The three implicit misunderstandings in this study occurred due to mismatched and unspoken expectations about the learning goals and learning behaviors between the supervisor and the student, largely reflecting their educational and cultural background differences. The learning patterns they previously had developed became a natural source for them to understand the teaching and learning of international education in the beginning. However, both supervisor and student remained mostly unaware of these patterns, particularly with regard to concrete learning tasks, such as how formal the supervision should be, how feedback and assessment should be provided and understood (e.g. strict versus implicit critiques, open praise for excellence versus praise to encourage), and how the student is expected to learn (e.g. expecting answers versus providing questions, learning from modeling versus learning by trial and error). It took time and continual meta-communication throughout the supervision process to make the misunderstandings explicit to both sides.
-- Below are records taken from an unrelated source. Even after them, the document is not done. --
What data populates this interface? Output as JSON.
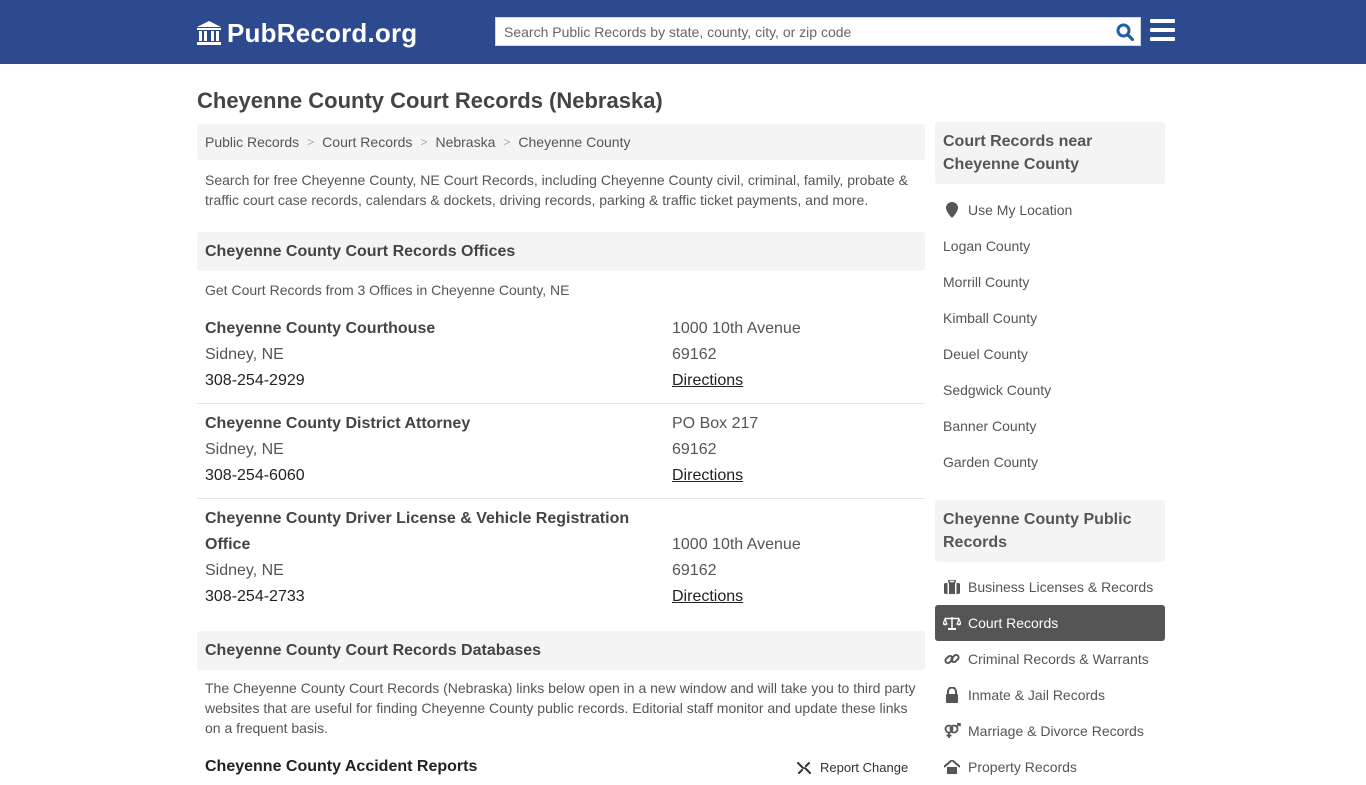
{
  "header": {
    "logo_text": "PubRecord.org",
    "search_placeholder": "Search Public Records by state, county, city, or zip code",
    "search_value": "",
    "colors": {
      "bar": "#2e4a8e",
      "search_icon": "#1f5fa8"
    }
  },
  "page": {
    "title": "Cheyenne County Court Records (Nebraska)",
    "breadcrumb": [
      "Public Records",
      "Court Records",
      "Nebraska",
      "Cheyenne County"
    ],
    "intro": "Search for free Cheyenne County, NE Court Records, including Cheyenne County civil, criminal, family, probate & traffic court case records, calendars & dockets, driving records, parking & traffic ticket payments, and more."
  },
  "offices_section": {
    "heading": "Cheyenne County Court Records Offices",
    "subtitle": "Get Court Records from 3 Offices in Cheyenne County, NE",
    "offices": [
      {
        "name": "Cheyenne County Courthouse",
        "city": "Sidney, NE",
        "phone": "308-254-2929",
        "address": "1000 10th Avenue",
        "zip": "69162",
        "directions": "Directions"
      },
      {
        "name": "Cheyenne County District Attorney",
        "city": "Sidney, NE",
        "phone": "308-254-6060",
        "address": "PO Box 217",
        "zip": "69162",
        "directions": "Directions"
      },
      {
        "name": "Cheyenne County Driver License & Vehicle Registration Office",
        "city": "Sidney, NE",
        "phone": "308-254-2733",
        "address": "1000 10th Avenue",
        "zip": "69162",
        "directions": "Directions"
      }
    ]
  },
  "databases_section": {
    "heading": "Cheyenne County Court Records Databases",
    "description": "The Cheyenne County Court Records (Nebraska) links below open in a new window and will take you to third party websites that are useful for finding Cheyenne County public records. Editorial staff monitor and update these links on a frequent basis.",
    "first_item_title": "Cheyenne County Accident Reports",
    "report_change": "Report Change"
  },
  "sidebar": {
    "nearby_heading": "Court Records near Cheyenne County",
    "use_location": "Use My Location",
    "nearby": [
      "Logan County",
      "Morrill County",
      "Kimball County",
      "Deuel County",
      "Sedgwick County",
      "Banner County",
      "Garden County"
    ],
    "public_heading": "Cheyenne County Public Records",
    "public_items": [
      {
        "label": "Business Licenses & Records",
        "icon": "briefcase-icon",
        "active": false
      },
      {
        "label": "Court Records",
        "icon": "balance-scale-icon",
        "active": true
      },
      {
        "label": "Criminal Records & Warrants",
        "icon": "link-icon",
        "active": false
      },
      {
        "label": "Inmate & Jail Records",
        "icon": "lock-icon",
        "active": false
      },
      {
        "label": "Marriage & Divorce Records",
        "icon": "venus-mars-icon",
        "active": false
      },
      {
        "label": "Property Records",
        "icon": "home-icon",
        "active": false
      }
    ]
  }
}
As the study of the authors supervision process progresses, they came to recognize how little they were aware that their educational ideas and learning habits have been profoundly prescribed by their own cultural and educational backgrounds. In addition, they learnt to interpret teaching and learning practices from their own perspectives as well as from the perspectives of each other, and to suspend their judgement of the apparently odd learning behaviors of others from different cultures.
To increase awareness of hidden misunderstandings, university educators and students involved in intercultural education should clearly communicate their intended learning goals and expected learning behaviors at the start, for example by talking about students’ prior educational experiences and how the students envision themselves to be when they finish their overseas study. It is then important to establish an environment to sustain open and ongoing communication, so that either the teacher or the student is prepared to acknowledge when a possible misunderstanding has been experienced.
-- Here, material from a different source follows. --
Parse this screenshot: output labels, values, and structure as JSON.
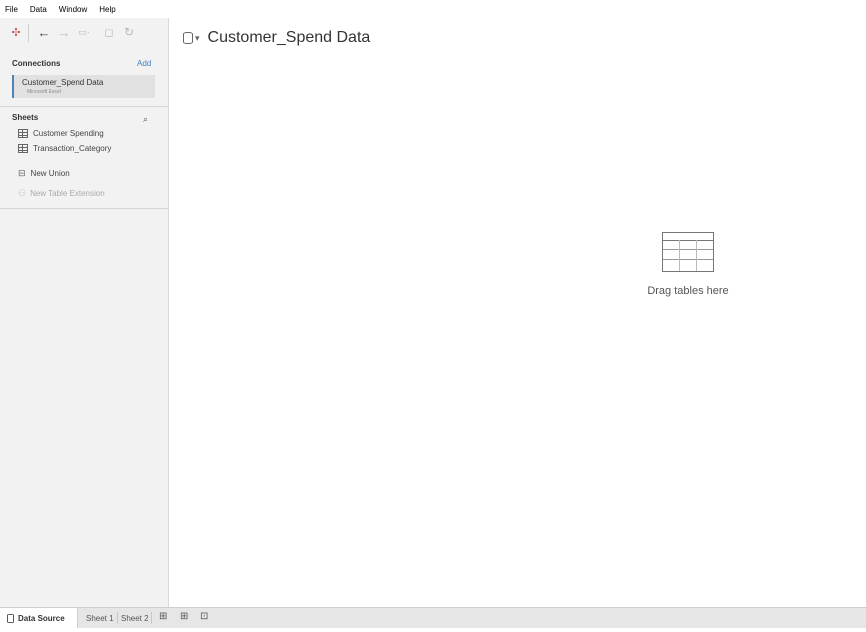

The sources for the implicit misunderstandings in relation to the cultural and educational differences offer insights into the work of academics and educators who are involved or interested in supervision of international research students.
A first insight relevant for others in similar contexts, is the relevancy of explicitly addressing the issues of cultural and educational similarities and differences. The authors' initial tendency was not to address them out of a respect for each other’s culture, and also actually a fear for doing so due to a lack of knowledge and skill to make this a point of conversation. Knowledge of and a dialogue about each other’s cultural and educational background is a necessary condition for intercultural supervision. It would be recommended to start the supervision with explicitly addressing these cultural and educational differences and similarities.
A second insight is that many of the intercultural differences are embedded in concrete behaviors, interactional patterns and expectations about supervision, which, if not perceived in terms of intercultural differences, might lead to misunderstandings, biased judgments, and a poor quality of the supervision. For instance, supervisors might perceive certain behavior as poor academic behavior instead of part of someone’s cultural background, such as students’ reluctance to express their opinion. Being aware of the background of this behavior, supervisors can make their international students aware of how such behavior is perceived in a Western academic environment and invite them to try to adjust themselves to this different environment.

The authors conclude that in international collaboration, celebrating cultural differences while also perceiving them as challenges is an absolute necessity.

Updated: Dec. 04, 2016